Yesterday, the New York Times ran a story on a New York state school district that has adopted "standards-based report cards." These report cards differ from the more traditional variety in that they aim to measure mastery of knowledge and skills more faithfully:
In Pelham, the second-grade report card includes 39 separate skill scores — 10 each in math and language arts, 2 each in science and social studies, and a total of 15 in art, music, physical education, technology and “learning behaviors” — engagement, respect, responsibility, organization. The report card itself is one page, but it comes with a 14-page guide explaining the different skills and the scoring.
Dennis Lauro, Pelham’s superintendent, said that standards-based report cards helped students chart their own courses for improvement; as part of the process, they each develop individual goals, which are discussed with teachers and parents, and assemble portfolios of work.
Effort and extra credit are not part of the equation, and the report cards do not measure students against each other.
Some years ago, the Chugach, Alaska public school district took the standards-based reporting system a good deal farther. In Chugach, each student works at her own pace, advancing to the next grade level only when she can demonstrate mastery of material through portfolios and other assessments. Some students progress to the next level in the middle of a school year. Others may take considerably longer.
Chugach leaders credit their system with the district's astonishing improvement after years of dismal scores and high drop-out rates. Now, students in the district consistently score above state averages in reading, writing and mathematics, and more than two thirds of graduates go on to college. (For more information, see our story about the Chugach model or our interview with Chugach educator Lee Ann Galusha.)
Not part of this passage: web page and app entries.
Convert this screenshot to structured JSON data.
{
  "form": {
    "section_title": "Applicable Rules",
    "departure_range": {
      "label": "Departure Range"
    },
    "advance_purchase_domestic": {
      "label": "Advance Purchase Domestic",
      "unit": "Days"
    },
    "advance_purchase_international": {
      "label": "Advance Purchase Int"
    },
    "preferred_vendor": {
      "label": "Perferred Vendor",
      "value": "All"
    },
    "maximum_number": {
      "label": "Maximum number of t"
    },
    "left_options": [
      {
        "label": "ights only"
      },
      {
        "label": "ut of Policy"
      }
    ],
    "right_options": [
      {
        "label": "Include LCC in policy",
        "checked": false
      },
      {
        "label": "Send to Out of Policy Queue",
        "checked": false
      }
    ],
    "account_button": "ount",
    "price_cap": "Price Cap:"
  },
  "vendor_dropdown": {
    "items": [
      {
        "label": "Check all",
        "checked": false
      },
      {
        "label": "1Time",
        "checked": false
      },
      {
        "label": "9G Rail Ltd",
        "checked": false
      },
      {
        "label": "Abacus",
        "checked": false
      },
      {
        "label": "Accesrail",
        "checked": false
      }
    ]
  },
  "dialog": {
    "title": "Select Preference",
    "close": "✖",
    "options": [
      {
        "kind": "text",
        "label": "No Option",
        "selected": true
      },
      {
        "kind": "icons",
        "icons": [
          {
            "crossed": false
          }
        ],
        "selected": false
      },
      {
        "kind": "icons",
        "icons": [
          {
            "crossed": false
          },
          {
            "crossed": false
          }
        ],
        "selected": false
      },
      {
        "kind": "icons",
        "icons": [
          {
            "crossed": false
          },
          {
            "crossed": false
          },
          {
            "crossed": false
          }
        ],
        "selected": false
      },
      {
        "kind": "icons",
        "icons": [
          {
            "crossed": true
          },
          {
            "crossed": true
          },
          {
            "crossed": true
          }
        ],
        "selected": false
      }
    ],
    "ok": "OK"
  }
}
Any change in how we report students' progress requires strong community support. On this point, the Times article quotes Gerald Tirozzi, executive director of the National Association of Secondary School Principals:
I think the present grading system — A, B, C, D, F — is ingrained in us. It’s the language which college admissions officers understand; it’s the language which parents understand.
A cursory review of readers' comments on the Times story bears this out. Readers interpret the system in Pelham, New York as a shell game, a hare-brained scheme to obfuscate actual results, a cash cow for education consultants, a distraction from sound instructional practice, a bureaucratic burden on teachers, etc.
As unfair as these judgments may be, they underscore the importance of engaging parents and other community partners in any effort to change how we grade students. In her interview with Public School Insights, Chugach educator Lee Ann Galusha cites strong parent engagement as an important reason for the success of the district's efforts:
You need to let parents in on this and have it be a group decision.... The students, the parents and the school need to come together and make a commitment to this.